Brief Context: The period between 1858 and 1905 not only saw the rise of nationalist sentiment but also the growth of indigenous capitalism, each influencing the other.
Thesis Statement: This answer will critically examine the relationship between indigenous capitalist development and the early Indian National Movement, assessing how economic interests played a role in shaping the movement's ideologies and agendas.
2. Main Body
A. Indigenous Capitalism
Topic Sentence: The late 19th century marked the emergence of indigenous capitalist class including industrialists, bankers, and merchants.
Supporting Facts/Examples: Tata Iron and Steel Company established in 1907, the Swadeshi Movement focusing on indigenous goods.

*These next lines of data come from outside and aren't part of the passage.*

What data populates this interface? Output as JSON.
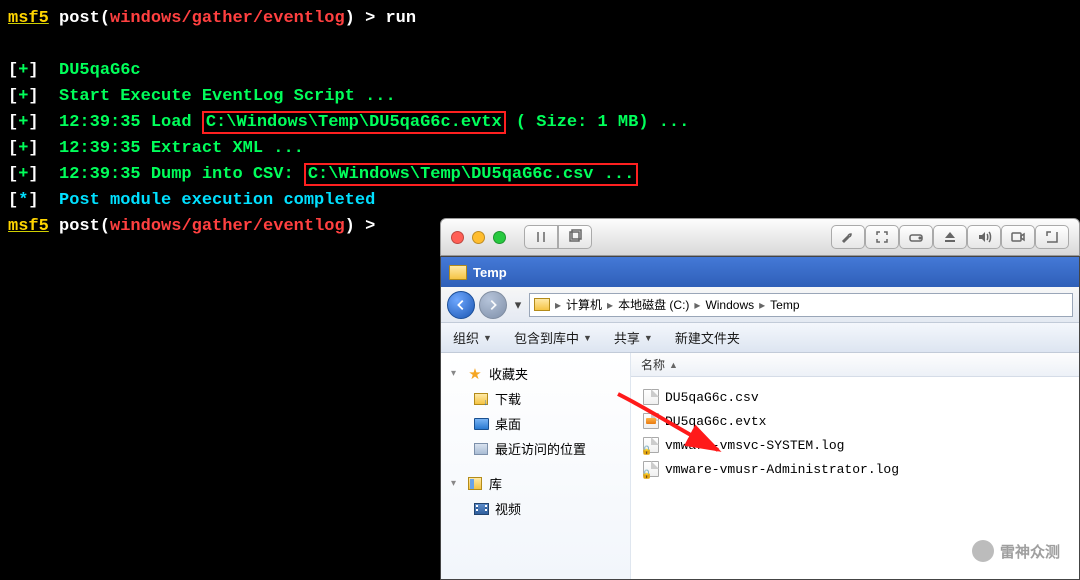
{
  "terminal": {
    "prompt_msf": "msf5",
    "prompt_post": " post(",
    "prompt_module": "windows/gather/eventlog",
    "prompt_close": ") > ",
    "cmd_run": "run",
    "l1_tag": "[+]",
    "l1_txt": "  DU5qaG6c",
    "l2_tag": "[+]",
    "l2_txt": "  Start Execute EventLog Script ...",
    "l3_tag": "[+]",
    "l3_a": "  12:39:35 Load ",
    "l3_hl": "C:\\Windows\\Temp\\DU5qaG6c.evtx",
    "l3_b": " ( Size: 1 MB) ...",
    "l4_tag": "[+]",
    "l4_txt": "  12:39:35 Extract XML ...",
    "l5_tag": "[+]",
    "l5_a": "  12:39:35 Dump into CSV: ",
    "l5_hl": "C:\\Windows\\Temp\\DU5qaG6c.csv ...",
    "l6_tag": "[*]",
    "l6_txt": "  Post module execution completed"
  },
  "mac": {
    "pause": "⏸",
    "copy": "❐"
  },
  "explorer": {
    "title": "Temp",
    "path_computer": "计算机",
    "path_drive": "本地磁盘 (C:)",
    "path_windows": "Windows",
    "path_temp": "Temp",
    "path_sep": "▸",
    "tb_org": "组织",
    "tb_include": "包含到库中",
    "tb_share": "共享",
    "tb_new": "新建文件夹",
    "side_fav": "收藏夹",
    "side_downloads": "下载",
    "side_desktop": "桌面",
    "side_recent": "最近访问的位置",
    "side_libs": "库",
    "side_video": "视频",
    "col_name": "名称",
    "files": [
      "DU5qaG6c.csv",
      "DU5qaG6c.evtx",
      "vmware-vmsvc-SYSTEM.log",
      "vmware-vmusr-Administrator.log"
    ]
  },
  "watermark": "雷神众测"
}
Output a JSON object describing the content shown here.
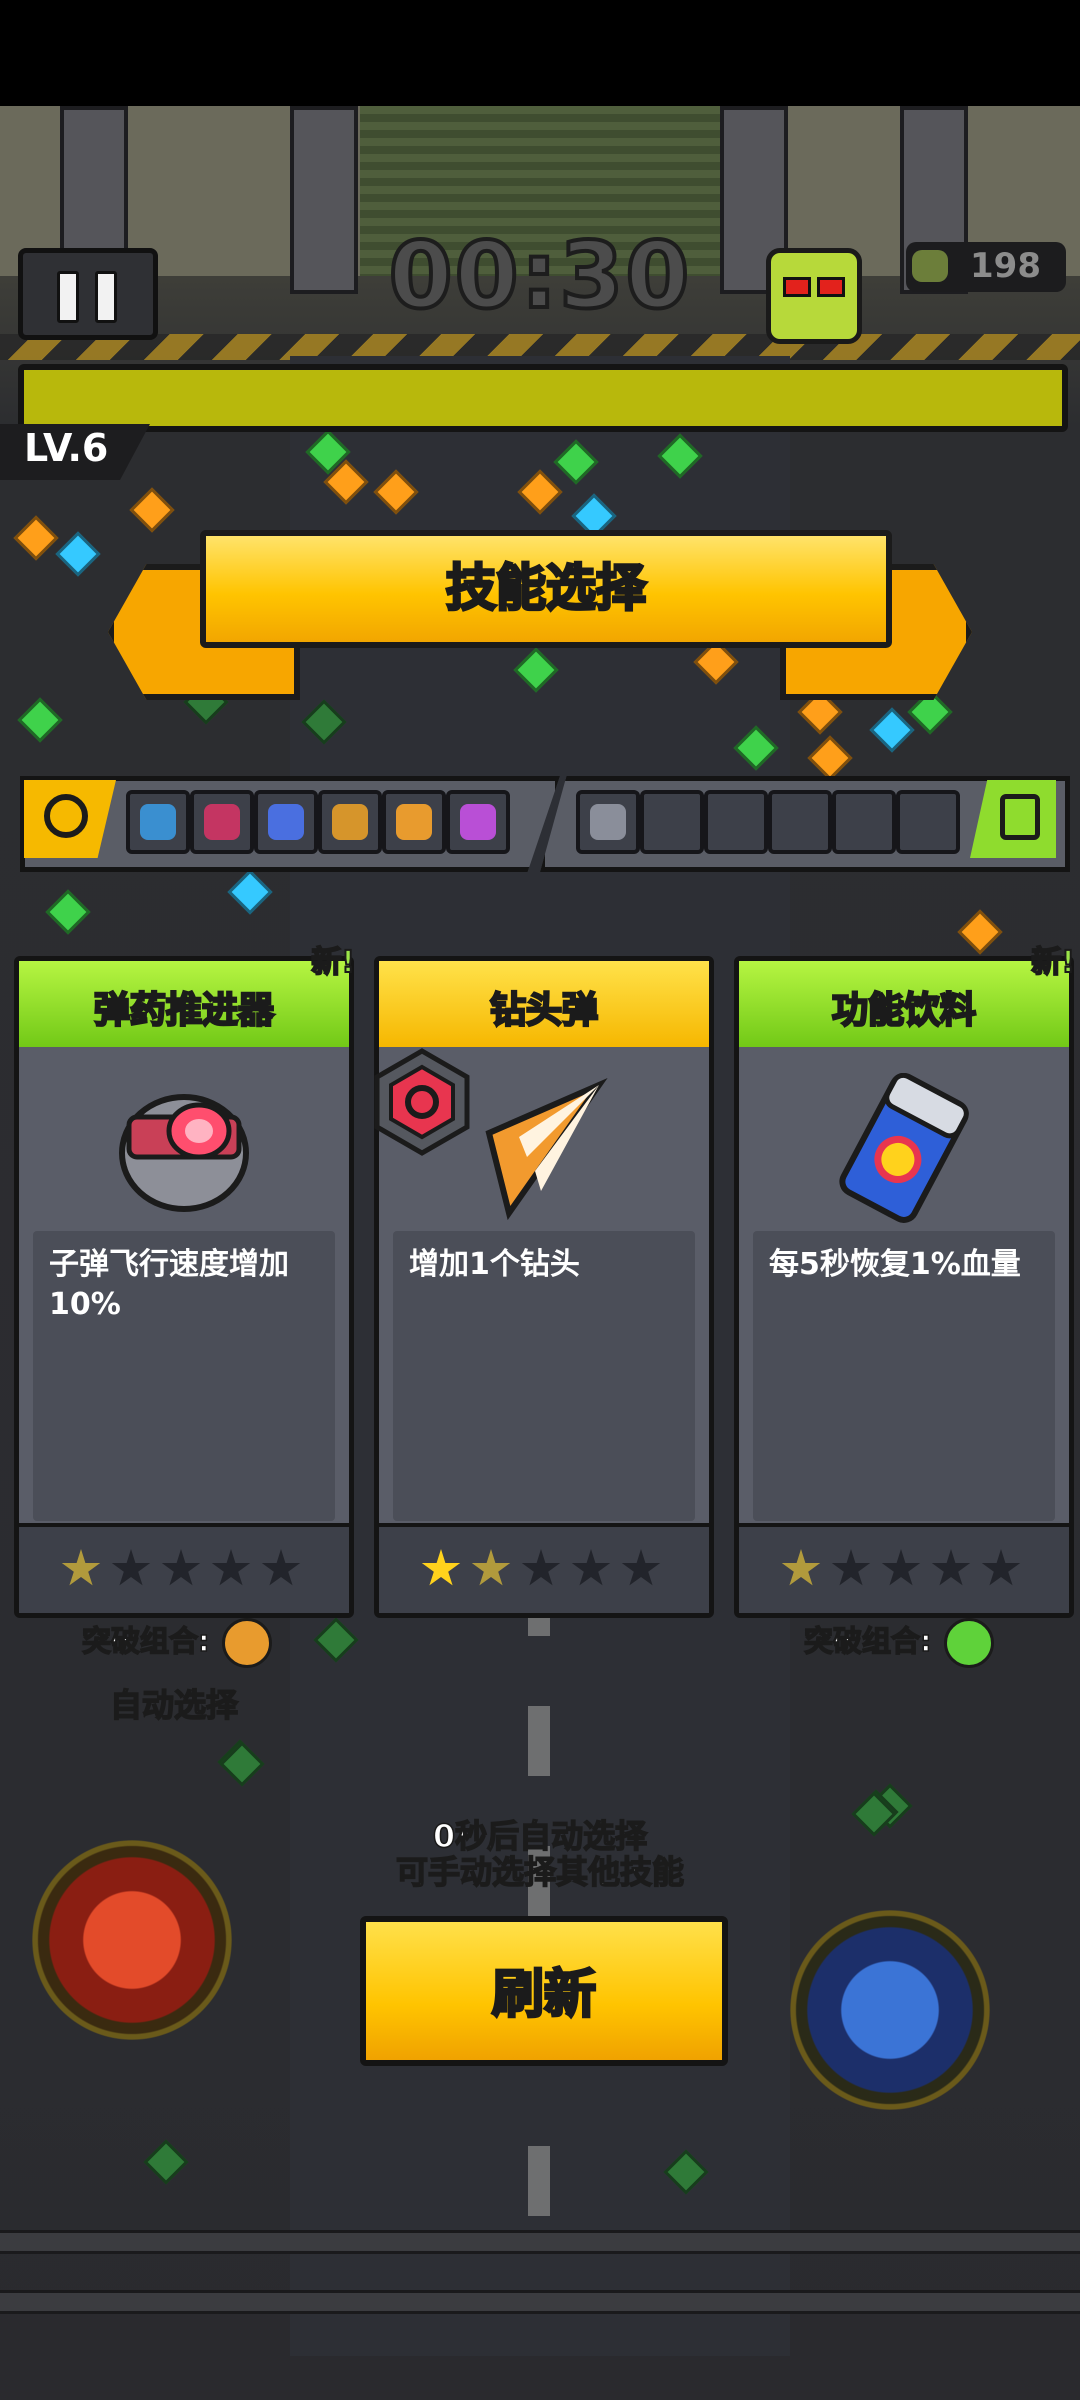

Analysis: The growth of indigenous capitalism offered economic avenues that encouraged self-reliance, bolstering nationalist sentiment.
B. Economic Interests in Early Nationalist Organizations
Topic Sentence: Organizations like the Indian National Congress (INC) included demands related to economic reforms in their petitions.
Supporting Facts/Examples: INC's early focus on tariff reforms, Dadabhai Naoroji's 'Drain Theory'.
Analysis: Economic agendas were often at the forefront of nationalist demands, underscoring their interconnectedness.
C. Ideological Underpinnings
Topic Sentence: Indigenous capitalism shaped the ideological leanings of early nationalist leaders.
Supporting Facts/Examples: National leaders like Gopal Krishna Gokhale advocated for free trade policies that would benefit indigenous industries.
Analysis: The need for economic reform and growth became ideological components of the National Movement.
Counter-Argument 1: Some argue that early nationalist movements were too elite-centric, focusing on capitalist interests while ignoring the masses.
Rebuttal: Although primarily driven by the elite, the early focus on capitalist interests provided a financial backbone for mass movements that followed.
Summary: The development of indigenous capitalism and the early Indian National Movement were deeply interconnected, with economic interests shaping the ideologies and agendas of early nationalist organizations.
Closing Statement: The symbiotic relationship between economic and political goals in this era laid the foundation for the more encompassing nationalist struggles that would follow.